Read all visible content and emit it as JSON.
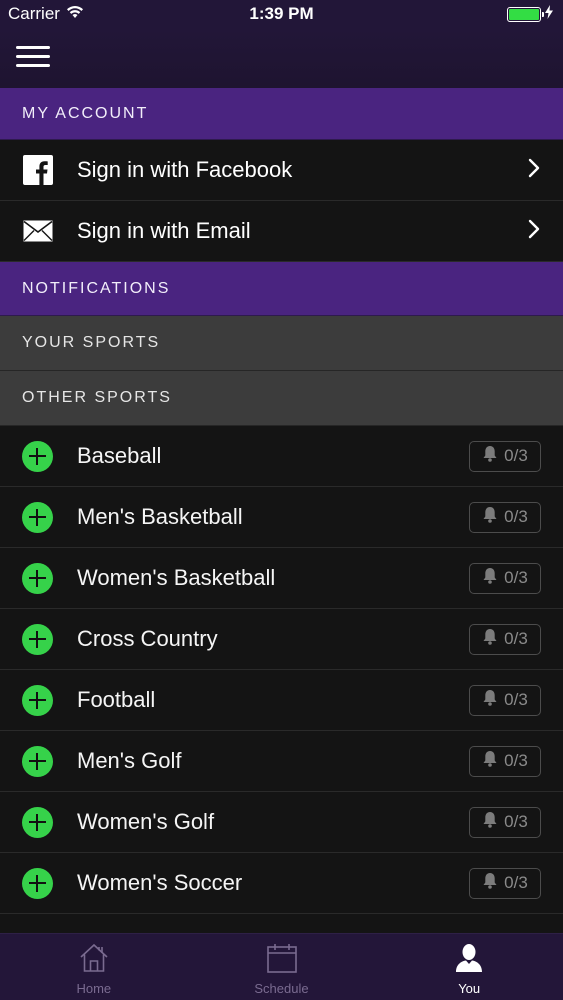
{
  "status_bar": {
    "carrier": "Carrier",
    "time": "1:39 PM",
    "battery_level": 1.0
  },
  "sections": {
    "my_account": "MY ACCOUNT",
    "notifications": "NOTIFICATIONS",
    "your_sports": "YOUR SPORTS",
    "other_sports": "OTHER SPORTS"
  },
  "account": {
    "facebook_label": "Sign in with Facebook",
    "email_label": "Sign in with Email"
  },
  "sports": [
    {
      "name": "Baseball",
      "notifications": "0/3"
    },
    {
      "name": "Men's Basketball",
      "notifications": "0/3"
    },
    {
      "name": "Women's Basketball",
      "notifications": "0/3"
    },
    {
      "name": "Cross Country",
      "notifications": "0/3"
    },
    {
      "name": "Football",
      "notifications": "0/3"
    },
    {
      "name": "Men's Golf",
      "notifications": "0/3"
    },
    {
      "name": "Women's Golf",
      "notifications": "0/3"
    },
    {
      "name": "Women's Soccer",
      "notifications": "0/3"
    }
  ],
  "tabs": [
    {
      "label": "Home",
      "icon": "house-icon",
      "active": false
    },
    {
      "label": "Schedule",
      "icon": "calendar-icon",
      "active": false
    },
    {
      "label": "You",
      "icon": "person-icon",
      "active": true
    }
  ],
  "colors": {
    "accent_purple": "#4a2480",
    "add_green": "#36d24a",
    "tab_bar": "#231639"
  }
}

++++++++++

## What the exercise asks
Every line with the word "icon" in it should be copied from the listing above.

## Task solution
      "icon": "house-icon",
      "icon": "calendar-icon",
      "icon": "person-icon",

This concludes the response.